* [TASK GOAL]
All entries given below are to be returned word for word.

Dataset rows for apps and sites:

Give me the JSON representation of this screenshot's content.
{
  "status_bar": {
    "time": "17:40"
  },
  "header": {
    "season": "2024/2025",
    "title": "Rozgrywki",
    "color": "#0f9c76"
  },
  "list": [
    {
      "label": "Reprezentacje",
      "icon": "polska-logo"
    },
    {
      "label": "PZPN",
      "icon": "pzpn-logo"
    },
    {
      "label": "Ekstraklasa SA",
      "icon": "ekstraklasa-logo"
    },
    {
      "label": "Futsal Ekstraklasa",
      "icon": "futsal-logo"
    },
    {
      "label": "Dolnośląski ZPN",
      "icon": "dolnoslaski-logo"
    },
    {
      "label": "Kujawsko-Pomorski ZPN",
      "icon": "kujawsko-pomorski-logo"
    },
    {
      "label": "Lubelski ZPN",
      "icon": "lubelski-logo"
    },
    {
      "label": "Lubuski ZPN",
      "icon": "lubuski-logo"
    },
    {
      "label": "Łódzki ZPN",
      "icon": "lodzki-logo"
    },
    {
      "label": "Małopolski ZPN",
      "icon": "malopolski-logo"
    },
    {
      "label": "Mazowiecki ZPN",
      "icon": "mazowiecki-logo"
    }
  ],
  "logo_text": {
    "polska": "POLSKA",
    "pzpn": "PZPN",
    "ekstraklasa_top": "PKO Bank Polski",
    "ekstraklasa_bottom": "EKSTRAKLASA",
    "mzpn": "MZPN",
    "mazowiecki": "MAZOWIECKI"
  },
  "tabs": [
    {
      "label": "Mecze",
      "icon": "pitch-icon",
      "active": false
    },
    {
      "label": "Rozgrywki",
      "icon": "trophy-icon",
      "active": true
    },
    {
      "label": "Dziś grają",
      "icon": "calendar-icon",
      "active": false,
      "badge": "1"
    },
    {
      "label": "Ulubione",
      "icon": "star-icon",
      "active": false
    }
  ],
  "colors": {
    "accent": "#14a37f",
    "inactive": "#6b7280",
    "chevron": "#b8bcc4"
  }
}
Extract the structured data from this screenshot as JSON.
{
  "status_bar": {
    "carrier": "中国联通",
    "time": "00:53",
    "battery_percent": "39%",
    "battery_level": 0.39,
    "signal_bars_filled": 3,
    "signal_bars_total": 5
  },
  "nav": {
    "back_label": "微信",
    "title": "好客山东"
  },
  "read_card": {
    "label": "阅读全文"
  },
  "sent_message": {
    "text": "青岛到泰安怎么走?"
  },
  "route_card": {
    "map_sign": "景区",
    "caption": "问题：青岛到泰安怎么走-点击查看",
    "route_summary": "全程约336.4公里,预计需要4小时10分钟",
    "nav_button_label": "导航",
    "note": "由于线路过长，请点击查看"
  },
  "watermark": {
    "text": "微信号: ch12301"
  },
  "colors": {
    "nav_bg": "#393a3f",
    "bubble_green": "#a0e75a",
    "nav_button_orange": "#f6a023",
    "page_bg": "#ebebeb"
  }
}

* [ANSWER BELOW]
Give me the JSON representation of this screenshot's content.
{
  "status_bar": {
    "time": "17:40"
  },
  "header": {
    "season": "2024/2025",
    "title": "Rozgrywki",
    "color": "#0f9c76"
  },
  "list": [
    {
      "label": "Reprezentacje",
      "icon": "polska-logo"
    },
    {
      "label": "PZPN",
      "icon": "pzpn-logo"
    },
    {
      "label": "Ekstraklasa SA",
      "icon": "ekstraklasa-logo"
    },
    {
      "label": "Futsal Ekstraklasa",
      "icon": "futsal-logo"
    },
    {
      "label": "Dolnośląski ZPN",
      "icon": "dolnoslaski-logo"
    },
    {
      "label": "Kujawsko-Pomorski ZPN",
      "icon": "kujawsko-pomorski-logo"
    },
    {
      "label": "Lubelski ZPN",
      "icon": "lubelski-logo"
    },
    {
      "label": "Lubuski ZPN",
      "icon": "lubuski-logo"
    },
    {
      "label": "Łódzki ZPN",
      "icon": "lodzki-logo"
    },
    {
      "label": "Małopolski ZPN",
      "icon": "malopolski-logo"
    },
    {
      "label": "Mazowiecki ZPN",
      "icon": "mazowiecki-logo"
    }
  ],
  "logo_text": {
    "polska": "POLSKA",
    "pzpn": "PZPN",
    "ekstraklasa_top": "PKO Bank Polski",
    "ekstraklasa_bottom": "EKSTRAKLASA",
    "mzpn": "MZPN",
    "mazowiecki": "MAZOWIECKI"
  },
  "tabs": [
    {
      "label": "Mecze",
      "icon": "pitch-icon",
      "active": false
    },
    {
      "label": "Rozgrywki",
      "icon": "trophy-icon",
      "active": true
    },
    {
      "label": "Dziś grają",
      "icon": "calendar-icon",
      "active": false,
      "badge": "1"
    },
    {
      "label": "Ulubione",
      "icon": "star-icon",
      "active": false
    }
  ],
  "colors": {
    "accent": "#14a37f",
    "inactive": "#6b7280",
    "chevron": "#b8bcc4"
  }
}
Extract the structured data from this screenshot as JSON.
{
  "status_bar": {
    "carrier": "中国联通",
    "time": "00:53",
    "battery_percent": "39%",
    "battery_level": 0.39,
    "signal_bars_filled": 3,
    "signal_bars_total": 5
  },
  "nav": {
    "back_label": "微信",
    "title": "好客山东"
  },
  "read_card": {
    "label": "阅读全文"
  },
  "sent_message": {
    "text": "青岛到泰安怎么走?"
  },
  "route_card": {
    "map_sign": "景区",
    "caption": "问题：青岛到泰安怎么走-点击查看",
    "route_summary": "全程约336.4公里,预计需要4小时10分钟",
    "nav_button_label": "导航",
    "note": "由于线路过长，请点击查看"
  },
  "watermark": {
    "text": "微信号: ch12301"
  },
  "colors": {
    "nav_bg": "#393a3f",
    "bubble_green": "#a0e75a",
    "nav_button_orange": "#f6a023",
    "page_bg": "#ebebeb"
  }
}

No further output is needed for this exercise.